/_/css/layout.css?v=1491248555
min-width: mobile
min-width: 400px
min-width: 550px
min-width: 750px
min-width: 1000px
min-width: 1200px

By Karen Alexander

Oncology Wellness Specialist on 06/15/2018

Improving your Environment with Indoor Plants

We all have walked into a house with indoor plants and felt immediately relaxed. There is something about being surrounded by plants that give us a feeling of peace and comfort. These feelings may have a root in the fact that plants can improve indoor air quality.

A wide variety of household products (paints, wax, pesticides, toys, craft glues, household cleaning supplies, and nail polish remover) may contain chemicals that release gases known as volatile organic compounds (VOCs). Some studies have found that VOC levels average 2 to 5 times higher indoors than outdoors.

According to the Environmental Protection Agency (EPA), some of these gases may have short and long-term adverse health effects. Short-term effects include headaches, nausea, asthma exacerbation, loss of coordination, and eye, nose, and throat irritation. Possible long-term effects include liver, kidney, central nervous system damage, and cancer. 

Research shows that plants can be useful to remove common VOCs found in homes by both direct (e.g., absorption) and indirect (e.g., biotransformation by microorganisms and roots in the soil) mechanisms. The removal rate is influenced by VOC concentration, identity, VOCs in mixtures as well as the plant species, light intensity, temperature, genetic transformation and growing media.

Below are three of the most common VOCs and the best indoor plants that can decrease their levels in your home:

Benzene

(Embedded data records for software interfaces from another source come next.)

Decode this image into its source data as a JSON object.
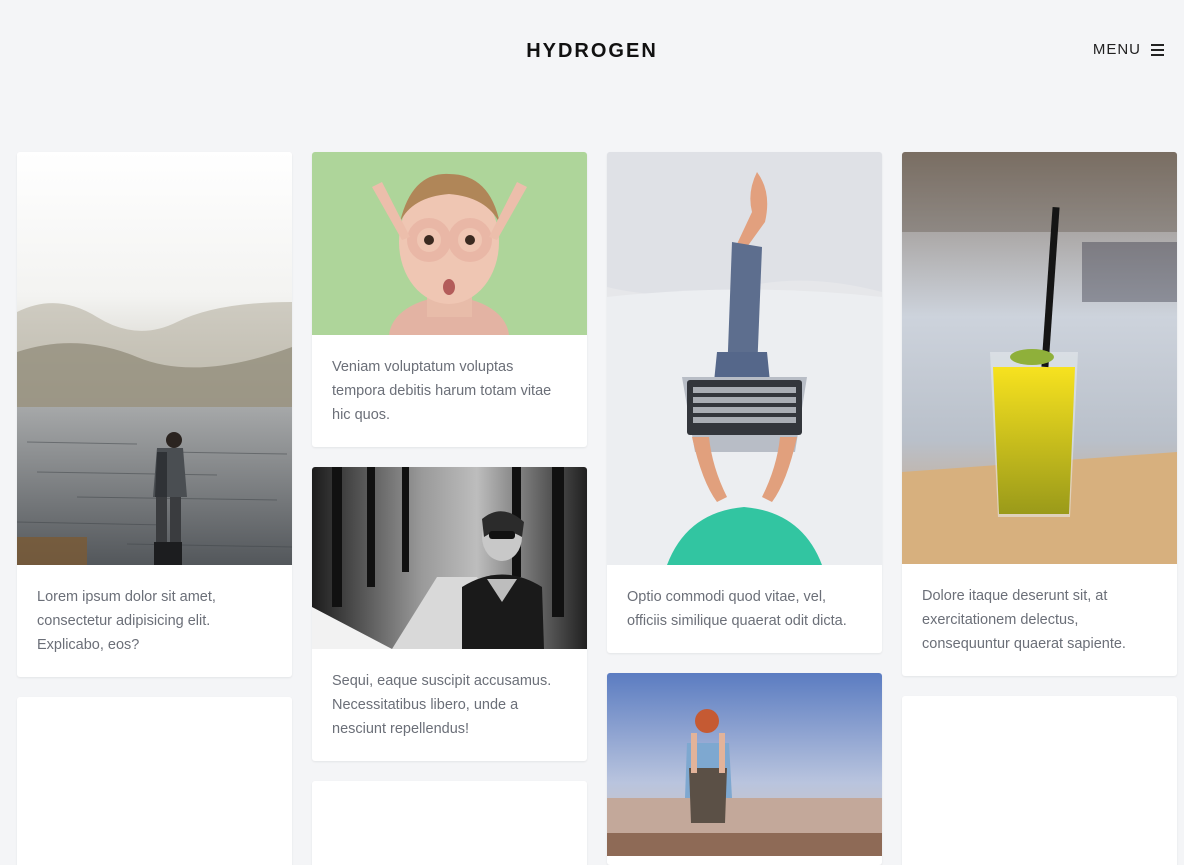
{
  "header": {
    "logo": "HYDROGEN",
    "menu_label": "MENU"
  },
  "cards": [
    {
      "caption": "Lorem ipsum dolor sit amet, consectetur adipisicing elit. Explicabo, eos?",
      "image": "person-standing-by-misty-lake"
    },
    {
      "caption": "Veniam voluptatum voluptas tempora debitis harum totam vitae hic quos.",
      "image": "woman-making-finger-goggles-on-green"
    },
    {
      "caption": "Sequi, eaque suscipit accusamus. Necessitatibus libero, unde a nesciunt repellendus!",
      "image": "black-and-white-woman-in-forest-path"
    },
    {
      "caption": "Optio commodi quod vitae, vel, officiis similique quaerat odit dicta.",
      "image": "person-with-laptop-on-lap"
    },
    {
      "caption": "Dolore itaque deserunt sit, at exercitationem delectus, consequuntur quaerat sapiente.",
      "image": "glass-of-orange-juice-with-straw"
    },
    {
      "caption": "",
      "image": "woman-with-backpack-overlooking-city"
    }
  ],
  "colors": {
    "background": "#f4f5f7",
    "card": "#ffffff",
    "text": "#6b6f78",
    "logo": "#111111"
  }
}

Benzene can be found in gasoline and other fuels. Benzene is used in the manufacturing process of plastics, detergents, pesticides, and other chemicals, and is linked to the development of leukemia. Long-term exposure may affect bone marrow and blood production. Short-term exposure to high levels of benzene can cause drowsiness, dizziness, unconsciousness, and death.

Top 5 plants that purify the environment from benzene:
Barberton daisy
Florist's chrysanthemum
Peace lily
Warneckei
Bamboo palm

Trichloroethylene

Trichloroethylene is a colorless degreasing solvent that is light in odor and is used in typewriter correction fluids, paint removers/strippers, adhesives, spot removers, and rug-cleaning fluids. Both acute and chronic inhalation can affect the human central nervous system with dizziness, headaches, confusion, euphoria, facial numbness, and weakness. Research shows that there is an increased risk of developing kidney, liver, cervical, and lymphatic cancers.

Top 5 plants that purify the environment from trichloroethylene:
Barberton daisy
Red-edged dracaena
Peace lily
Janet Craig (Dracaena Fragrans)
Bamboo palm

Formaldehyde

Formaldehyde is classified as a human carcinogen and levels are higher in newly manufactured wood products such as flooring and furniture. This chemical can be found in tobacco smoke, some permanent press fabrics and household products such as glues, paints, caulks, paper product coatings, specific insulation materials, cosmetics, pesticides, and detergents. Formaldehyde can be used as a preservative in some foods, antiseptics, medicines, and cosmetics. High levels of formaldehyde exposure may cause some types of cancers. Contact with this chemical may irritate the skin, eyes, nose, and throat.

Top 5 plants that purify the environment from formaldehyde:
Bamboo palm
Boston fern
Janet Craig (Dracaena Fragrans)
Florist's chrysanthemum
Dwarf date palm

Studies show that plants in an office environment may reduce feelings of stress and negativity and can increase productivity, performance, and job satisfaction by 10 percent.

Below are 5 easy steps to improve your indoor air:

  1. Increase ventilation 
  2. Provide maximum ventilation when painting
  3. Never mix household care products unless directed on the label
  4. Discard paint supplies, solvents and special fuels that will not be used immediately
  5. Buy just what you are going to use and discard partially full containers of old or unneeded chemicals safely

Have a wonderful weekend!

Karen Alexander, BSND, MSCN

Send us a message